Self-storage businesses offer space-challenged customers a secure place to store thing s they don’t need right now, but can’t bring themselves to throw away. On average, about one-third of self-storage clients store their stuff for three years, meaning a steady cash flow for the owners.
Television shows like Storage Wars have helped raise the profile of the industry – and the reality shows are often based in fact. Some self-storage business owners hold annual “auctions” where the contents of lockers that are delinquent in rent are sold off to the highest bidder, Kobasev said.
There are other quirks that make self-storage property quite different from most commercial real estate. They can be situated in less-than-desirable locations: facilities on the outskirts of town, or tucked in behind industrial areas are totally acceptable. As well, tenants pay little or no deposit, and are free to leave at a moment’s notice. Yet, on a square-foot basis, the rents for storage locker can be as high as an apartment or a small office.
For instance, in the Okanagan, 50 square feet of storage space rents for around $95 per month, which, on a per-square-foot basis, is about the same as the typical residential apartment rent. In Coquitlam a 200 sq. foot unit is $356 (unheated) … I know, because that is what I pay!
Storage lockers are a simple investment. There is often no heat, little maintenance and as I have preached for 15 years … if you want to make it a luxury unit you put in a light bulb!”
Major Point: We have advised the purchase of storage and mini/strata warehouses since 1996! Studies show that nearly 80% of self-storage properties remain in the hands of small, independent investors. The sector’s solid past performance has begun to capture the attention of large institutional investors, however. Larger properties in particular are increasingly attracting institutional buyers, including big self-storage companies. The typical facility and investor, though, are “mom and pop” operations that provide a relatively secure investment or semi-retirement income with a minimum of management.
Lenders More Friendly To Commercial Loans – But Warning Issued On Rental Apartments
Commercial real estate developers and investors rushing to secure low-cost financing amidst fears of higher interest rates are finding a warm welcome this summer from a lot more lenders. But low-cost loans for residential landlords may soon be facing barriers, experts’ caution.
New commercial mortgages in Canada reached $33 billion in 2013, well above the pre-crisis levels of 2008, reports Jones Lang LaSalle (JLL) Debt Capital Markets, and the trend is apparently ascending.
“We track more than 100 sources of debt capital available to Canadians, and there are strong indications that lending is on an upswing”, said Amar Nijjar, vice president and practice lead for JLL Canada’s Debt Capital Markets team.
“Nearly all of the lenders are expressing an interest to lend at the same or higher levels from than last year. There is also an emergence of non-traditional sources that provide creative financing solutions, filling a void that previously existed in the marketplace.”
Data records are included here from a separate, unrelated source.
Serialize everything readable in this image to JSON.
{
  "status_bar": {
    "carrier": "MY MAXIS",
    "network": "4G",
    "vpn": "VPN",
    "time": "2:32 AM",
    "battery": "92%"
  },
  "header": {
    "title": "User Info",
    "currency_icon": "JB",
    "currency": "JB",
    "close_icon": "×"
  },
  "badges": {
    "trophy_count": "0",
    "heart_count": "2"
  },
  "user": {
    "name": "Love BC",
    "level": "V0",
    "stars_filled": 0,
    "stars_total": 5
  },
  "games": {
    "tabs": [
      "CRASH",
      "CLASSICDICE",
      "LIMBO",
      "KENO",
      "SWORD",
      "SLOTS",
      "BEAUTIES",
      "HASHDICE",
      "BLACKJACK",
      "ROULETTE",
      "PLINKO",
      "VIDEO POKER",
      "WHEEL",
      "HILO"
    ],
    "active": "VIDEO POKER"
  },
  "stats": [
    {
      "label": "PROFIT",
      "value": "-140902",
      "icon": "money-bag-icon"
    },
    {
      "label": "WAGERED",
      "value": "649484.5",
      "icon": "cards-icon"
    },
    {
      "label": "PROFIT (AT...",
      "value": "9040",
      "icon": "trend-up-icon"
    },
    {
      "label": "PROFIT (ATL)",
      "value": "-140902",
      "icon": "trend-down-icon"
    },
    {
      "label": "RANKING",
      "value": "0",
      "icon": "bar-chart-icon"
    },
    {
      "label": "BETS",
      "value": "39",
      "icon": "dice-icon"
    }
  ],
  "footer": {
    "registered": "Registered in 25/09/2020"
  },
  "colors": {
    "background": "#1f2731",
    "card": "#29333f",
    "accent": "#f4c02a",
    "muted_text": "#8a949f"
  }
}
Canadian Mortgage Backed Securities are also on the rise – lenders originated approximately $1.5 billion in 2013 compared to $500 million in 2012. “The market anticipates that these lenders will surpass $2 billion in 2014,” Nijjar said.
Canadian interest rates are anticipated to increase in the near future as inflation continues to edge up and unemployment levels decrease, according to JLL. Lower unemployment translates to increased consumer spending and the ability for landlords to raise rents, Nijjar notes.
Major Point: JLL warn that the multi-family sector, which benefits from low-cost Canada Mortgage and Housing Corp.-insured mortgages, is facing federal government scrutiny. “We expect further regulatory changes restricting available capital in this sector,” JLL states in its report on commercial financing. If they turn out to be right … be ahead of them. Get yourself refinanced NOW! 10 year money for commercial and rental property can be as low as 2.8 %! You may well wish you locked yourself in a few years from now!